    I’d love to see a dessert version for my beloved historical romances….

    1. Katie, have you read Laura Florand’s contemporary romances? I’ve never read such gorgeous descriptions of chocolates and pastries. Sherry Thomas’s Delicious is another novel that makes me want to eat every dessert ever.

  13. Beth Re says:

    I’ve never tried lobster patties either but being from Maryland and eating crab cakes as often as I can I think I would like it

    1. Yay, a fellow seafood fan! Beth, I live in the Midwest now, so I’m sadly far from crab cake territory. But I bet you would like these patties, too.

  14. Zoe York says:

    I love the morsel/dab/scant measures. They’re speaking my language! I don’t get how you’re supposed to fill the shell, though … feels like a cruel joke to be so close to making something that sounds so good only to be stymied. ;) I’d probably make tart shells, open topped, and separately back little tops on a cookie sheet.

    Earlier this year I bought Jennifer Lohmann’s debut novel because it was about a chef who opened a fancy Polish restaurant.
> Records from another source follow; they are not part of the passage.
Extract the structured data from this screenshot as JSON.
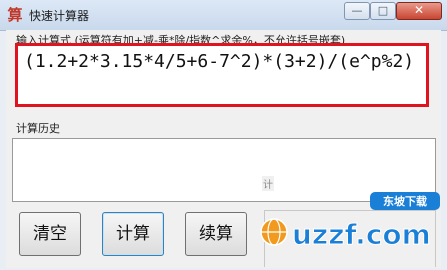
{
  "window": {
    "title": "快速计算器",
    "app_icon_glyph": "算",
    "minimize_glyph": "—",
    "maximize_glyph": "□",
    "close_glyph": "✕"
  },
  "input": {
    "label": "输入计算式 (运算符有加+减-乘*除/指数^求余%，不允许括号嵌套)",
    "expression": "(1.2+2*3.15*4/5+6-7^2)*(3+2)/(e^p%2)"
  },
  "history": {
    "label": "计算历史"
  },
  "buttons": {
    "clear": "清空",
    "calculate": "计算",
    "more": "续算"
  },
  "group": {
    "label": "计"
  },
  "watermark": {
    "top_text": "东坡下载",
    "brand": "uzzf.com"
  },
  "colors": {
    "highlight_border": "#e0141e",
    "watermark_blue": "#1a7fd6",
    "watermark_orange": "#f29a1f"
  }
}
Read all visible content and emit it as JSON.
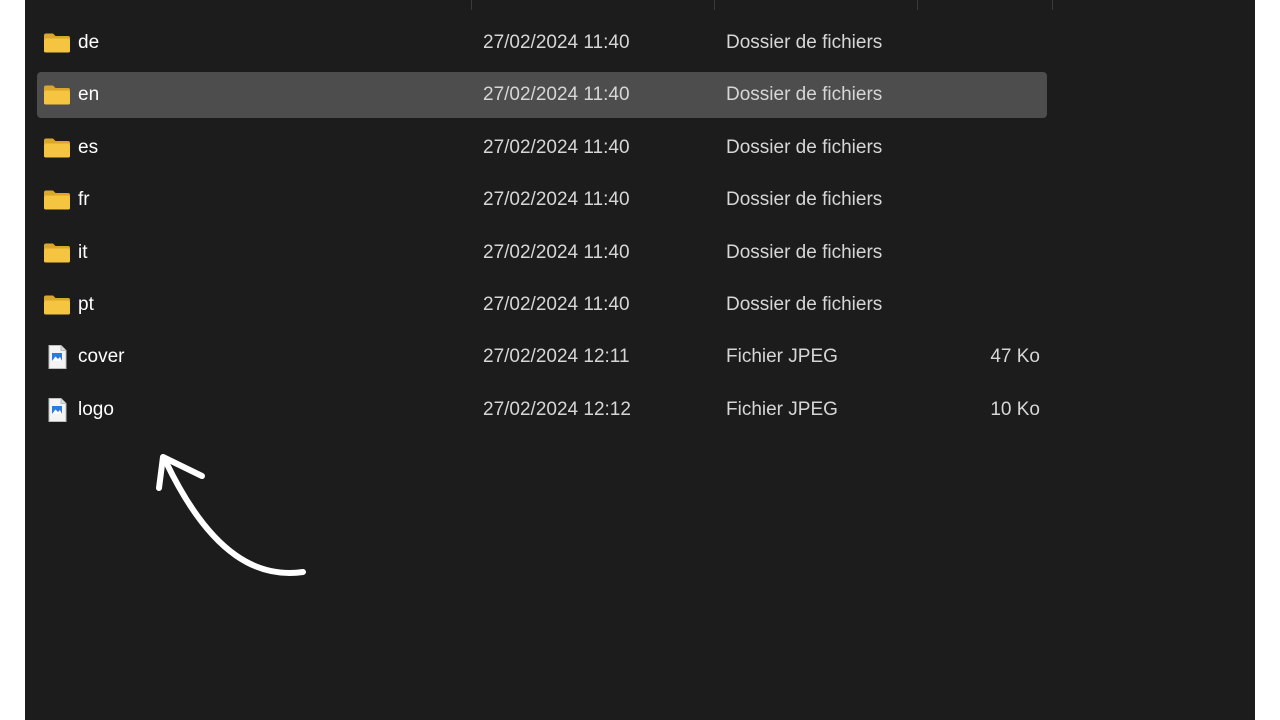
{
  "files": [
    {
      "name": "de",
      "modified": "27/02/2024 11:40",
      "type": "Dossier de fichiers",
      "size": "",
      "icon": "folder-icon",
      "selected": false
    },
    {
      "name": "en",
      "modified": "27/02/2024 11:40",
      "type": "Dossier de fichiers",
      "size": "",
      "icon": "folder-icon",
      "selected": true
    },
    {
      "name": "es",
      "modified": "27/02/2024 11:40",
      "type": "Dossier de fichiers",
      "size": "",
      "icon": "folder-icon",
      "selected": false
    },
    {
      "name": "fr",
      "modified": "27/02/2024 11:40",
      "type": "Dossier de fichiers",
      "size": "",
      "icon": "folder-icon",
      "selected": false
    },
    {
      "name": "it",
      "modified": "27/02/2024 11:40",
      "type": "Dossier de fichiers",
      "size": "",
      "icon": "folder-icon",
      "selected": false
    },
    {
      "name": "pt",
      "modified": "27/02/2024 11:40",
      "type": "Dossier de fichiers",
      "size": "",
      "icon": "folder-icon",
      "selected": false
    },
    {
      "name": "cover",
      "modified": "27/02/2024 12:11",
      "type": "Fichier JPEG",
      "size": "47 Ko",
      "icon": "image-file-icon",
      "selected": false
    },
    {
      "name": "logo",
      "modified": "27/02/2024 12:12",
      "type": "Fichier JPEG",
      "size": "10 Ko",
      "icon": "image-file-icon",
      "selected": false
    }
  ],
  "colors": {
    "background": "#1c1c1c",
    "selected_row": "#4d4d4d",
    "folder": "#f5c542",
    "text": "#ffffff",
    "annotation_arrow": "#ffffff"
  }
}
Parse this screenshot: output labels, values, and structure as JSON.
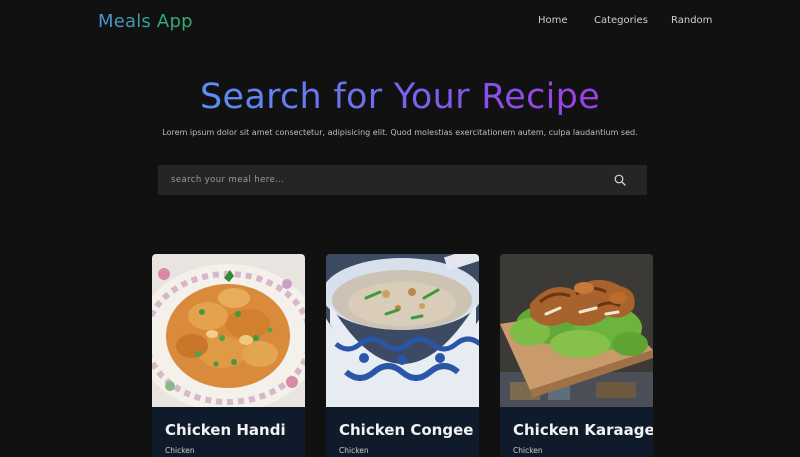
{
  "header": {
    "logo": "Meals App",
    "nav": [
      {
        "label": "Home"
      },
      {
        "label": "Categories"
      },
      {
        "label": "Random"
      }
    ]
  },
  "hero": {
    "title": "Search for Your Recipe",
    "subtitle": "Lorem ipsum dolor sit amet consectetur, adipisicing elit. Quod molestias exercitationem autem, culpa laudantium sed."
  },
  "search": {
    "placeholder": "search your meal here...",
    "value": ""
  },
  "meals": [
    {
      "name": "Chicken Handi",
      "category": "Chicken"
    },
    {
      "name": "Chicken Congee",
      "category": "Chicken"
    },
    {
      "name": "Chicken Karaage",
      "category": "Chicken"
    }
  ],
  "colors": {
    "background": "#111112",
    "card_footer": "#0f1a2b",
    "search_bg": "#252526"
  }
}
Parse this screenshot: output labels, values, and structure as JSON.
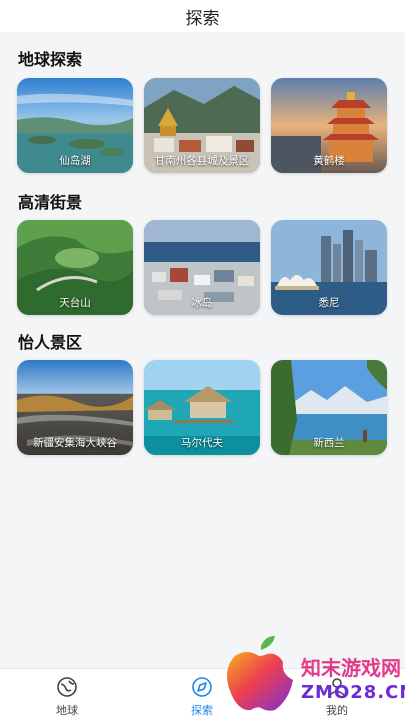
{
  "header": {
    "title": "探索"
  },
  "sections": [
    {
      "title": "地球探索",
      "cards": [
        "仙岛湖",
        "甘南州各县城及景区",
        "黄鹤楼"
      ]
    },
    {
      "title": "高清街景",
      "cards": [
        "天台山",
        "冰岛",
        "悉尼"
      ]
    },
    {
      "title": "怡人景区",
      "cards": [
        "新疆安集海大峡谷",
        "马尔代夫",
        "新西兰"
      ]
    }
  ],
  "tabbar": {
    "tabs": [
      {
        "label": "地球",
        "icon": "earth-icon"
      },
      {
        "label": "探索",
        "icon": "explore-icon",
        "active": true
      },
      {
        "label": "我的",
        "icon": "user-icon"
      }
    ]
  },
  "watermark": {
    "line1": "知末游戏网",
    "line2": "ZMO28.CN"
  },
  "colors": {
    "accent": "#1e88e5",
    "background": "#f4f5f7"
  }
}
The book left me super hungry, both for her fancier versions, and the more familiar comfort food that the heroine’s mother made as well.

    1. Zoe, I think you have a good plan for making the pastry shells. There must be some trick to them that cooks would learn by observation, and it was so obvious at the time that this cookbook author didn’t even bother to mention it. But “fill the shells” isn’t quite enough guidance for me.
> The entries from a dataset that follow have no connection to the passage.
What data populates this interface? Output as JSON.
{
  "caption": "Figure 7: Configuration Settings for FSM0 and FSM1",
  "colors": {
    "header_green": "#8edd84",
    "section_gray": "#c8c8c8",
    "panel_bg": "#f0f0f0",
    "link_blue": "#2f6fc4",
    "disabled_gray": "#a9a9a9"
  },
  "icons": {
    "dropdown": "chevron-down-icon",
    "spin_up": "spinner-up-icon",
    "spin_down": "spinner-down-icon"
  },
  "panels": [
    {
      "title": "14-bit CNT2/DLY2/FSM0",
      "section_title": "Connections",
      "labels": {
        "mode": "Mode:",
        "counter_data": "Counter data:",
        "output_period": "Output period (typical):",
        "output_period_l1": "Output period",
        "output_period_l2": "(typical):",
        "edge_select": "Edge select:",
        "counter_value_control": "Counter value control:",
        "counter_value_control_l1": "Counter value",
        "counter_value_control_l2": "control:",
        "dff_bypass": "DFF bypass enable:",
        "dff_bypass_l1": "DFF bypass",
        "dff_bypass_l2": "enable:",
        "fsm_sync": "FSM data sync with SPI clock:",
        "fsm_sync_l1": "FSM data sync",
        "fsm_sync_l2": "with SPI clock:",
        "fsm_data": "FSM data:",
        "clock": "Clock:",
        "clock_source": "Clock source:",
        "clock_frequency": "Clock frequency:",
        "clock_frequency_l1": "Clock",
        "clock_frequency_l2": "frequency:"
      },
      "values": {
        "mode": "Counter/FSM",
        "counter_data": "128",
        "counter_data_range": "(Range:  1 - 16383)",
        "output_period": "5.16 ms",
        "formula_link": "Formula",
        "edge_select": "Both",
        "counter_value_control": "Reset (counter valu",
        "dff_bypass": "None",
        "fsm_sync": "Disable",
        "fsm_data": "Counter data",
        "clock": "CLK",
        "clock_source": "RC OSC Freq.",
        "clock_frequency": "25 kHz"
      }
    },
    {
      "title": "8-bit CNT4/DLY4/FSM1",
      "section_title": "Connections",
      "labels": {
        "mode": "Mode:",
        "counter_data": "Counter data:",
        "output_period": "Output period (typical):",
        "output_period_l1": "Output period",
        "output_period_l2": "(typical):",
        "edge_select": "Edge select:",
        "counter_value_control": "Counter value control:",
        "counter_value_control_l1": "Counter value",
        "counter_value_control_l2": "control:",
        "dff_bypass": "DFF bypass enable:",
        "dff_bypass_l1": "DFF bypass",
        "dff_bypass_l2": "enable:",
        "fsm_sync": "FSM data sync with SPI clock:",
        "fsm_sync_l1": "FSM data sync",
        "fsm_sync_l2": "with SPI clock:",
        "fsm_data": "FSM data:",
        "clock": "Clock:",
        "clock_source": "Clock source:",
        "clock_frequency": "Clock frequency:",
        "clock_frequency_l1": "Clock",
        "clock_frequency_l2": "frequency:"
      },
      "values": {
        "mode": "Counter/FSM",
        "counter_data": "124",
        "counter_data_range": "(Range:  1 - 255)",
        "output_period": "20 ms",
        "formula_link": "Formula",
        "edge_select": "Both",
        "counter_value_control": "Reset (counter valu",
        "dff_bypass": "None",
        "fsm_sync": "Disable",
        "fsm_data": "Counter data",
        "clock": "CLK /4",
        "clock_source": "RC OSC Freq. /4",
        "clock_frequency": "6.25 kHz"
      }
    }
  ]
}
      The Jennifer Lohmann book is Reservations for Two, right? I loved it! I realllly wanted pierogies after reading it.

  15. Linda Thum says:

    No, I’m a very picky eater plus a vegetarian. It’d take a lot to tempt me!

    1. Gotcha–lobster patties aren’t your thing. :) Are you a dessert-lover, Linda? I’ve read books with some scrumptious-sounding desserts that I wish I could try.

  16. Cate S says:

    Not much of a seafood lover.. but your receipe makes me wonder when did standard measurements for cooking start?

    1. Cate, as far as I know, standard measurements caught on in recipes in the 1890s with Fannie Farmer’s cookbook. Before then, measurements certainly existed, but recipes usually referred to “morsel” and “dab” and “least amount” quantities, as you see in this 1808 recipe.

  17. Sheila M says:

    What fun, and never had lobster patties, but I do love lobster with lots of lemon and butter.

    1. Sheila, I’ve never had lobster patties either, but they sound good, don’t they? Even 200 years ago, this lobster recipe included butter. A timeless combo!

  18. Ada says:

    Hi Theresa, awesome to see you doing a blog swap with Mia :) I don’t think I’ve read any books that make me want try anything…then again, I’m a real picky eater. I have I’d consider eating it!

    1. Hi, Ada–thanks for stopping by! It’s fun to be here. :)

Leave a Reply

Your email address will not be published. Required fields are marked *